WORK TO COMPLETE:
Each entry must be restated word for word, with nothing omitted.

-----

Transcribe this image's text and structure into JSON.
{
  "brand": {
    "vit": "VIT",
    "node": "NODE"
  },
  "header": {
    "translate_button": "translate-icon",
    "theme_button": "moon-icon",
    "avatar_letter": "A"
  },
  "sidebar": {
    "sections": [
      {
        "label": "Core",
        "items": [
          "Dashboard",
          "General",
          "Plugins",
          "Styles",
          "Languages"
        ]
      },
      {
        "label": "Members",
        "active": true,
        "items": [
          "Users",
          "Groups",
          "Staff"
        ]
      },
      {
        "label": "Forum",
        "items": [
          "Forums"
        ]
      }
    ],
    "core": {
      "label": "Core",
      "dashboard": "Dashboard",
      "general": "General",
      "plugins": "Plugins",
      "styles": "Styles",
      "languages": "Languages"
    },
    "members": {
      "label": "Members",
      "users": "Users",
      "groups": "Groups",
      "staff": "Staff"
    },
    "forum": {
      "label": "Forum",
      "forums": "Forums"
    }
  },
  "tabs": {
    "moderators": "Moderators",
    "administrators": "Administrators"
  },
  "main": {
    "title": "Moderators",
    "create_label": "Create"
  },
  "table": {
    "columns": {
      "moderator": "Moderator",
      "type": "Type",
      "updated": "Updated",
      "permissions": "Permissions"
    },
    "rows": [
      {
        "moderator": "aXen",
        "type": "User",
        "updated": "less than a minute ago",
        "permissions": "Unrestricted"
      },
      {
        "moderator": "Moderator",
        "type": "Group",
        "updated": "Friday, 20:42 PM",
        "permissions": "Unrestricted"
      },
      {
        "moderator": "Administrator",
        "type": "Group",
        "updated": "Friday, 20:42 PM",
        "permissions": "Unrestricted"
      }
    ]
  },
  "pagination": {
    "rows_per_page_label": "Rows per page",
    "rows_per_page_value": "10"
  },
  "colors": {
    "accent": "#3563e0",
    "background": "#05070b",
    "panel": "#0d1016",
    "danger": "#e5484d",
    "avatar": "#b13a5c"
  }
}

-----

TASK RESULT:
Transcribe this image's text and structure into JSON.
{
  "brand": {
    "vit": "VIT",
    "node": "NODE"
  },
  "header": {
    "translate_button": "translate-icon",
    "theme_button": "moon-icon",
    "avatar_letter": "A"
  },
  "sidebar": {
    "sections": [
      {
        "label": "Core",
        "items": [
          "Dashboard",
          "General",
          "Plugins",
          "Styles",
          "Languages"
        ]
      },
      {
        "label": "Members",
        "active": true,
        "items": [
          "Users",
          "Groups",
          "Staff"
        ]
      },
      {
        "label": "Forum",
        "items": [
          "Forums"
        ]
      }
    ],
    "core": {
      "label": "Core",
      "dashboard": "Dashboard",
      "general": "General",
      "plugins": "Plugins",
      "styles": "Styles",
      "languages": "Languages"
    },
    "members": {
      "label": "Members",
      "users": "Users",
      "groups": "Groups",
      "staff": "Staff"
    },
    "forum": {
      "label": "Forum",
      "forums": "Forums"
    }
  },
  "tabs": {
    "moderators": "Moderators",
    "administrators": "Administrators"
  },
  "main": {
    "title": "Moderators",
    "create_label": "Create"
  },
  "table": {
    "columns": {
      "moderator": "Moderator",
      "type": "Type",
      "updated": "Updated",
      "permissions": "Permissions"
    },
    "rows": [
      {
        "moderator": "aXen",
        "type": "User",
        "updated": "less than a minute ago",
        "permissions": "Unrestricted"
      },
      {
        "moderator": "Moderator",
        "type": "Group",
        "updated": "Friday, 20:42 PM",
        "permissions": "Unrestricted"
      },
      {
        "moderator": "Administrator",
        "type": "Group",
        "updated": "Friday, 20:42 PM",
        "permissions": "Unrestricted"
      }
    ]
  },
  "pagination": {
    "rows_per_page_label": "Rows per page",
    "rows_per_page_value": "10"
  },
  "colors": {
    "accent": "#3563e0",
    "background": "#05070b",
    "panel": "#0d1016",
    "danger": "#e5484d",
    "avatar": "#b13a5c"
  }
}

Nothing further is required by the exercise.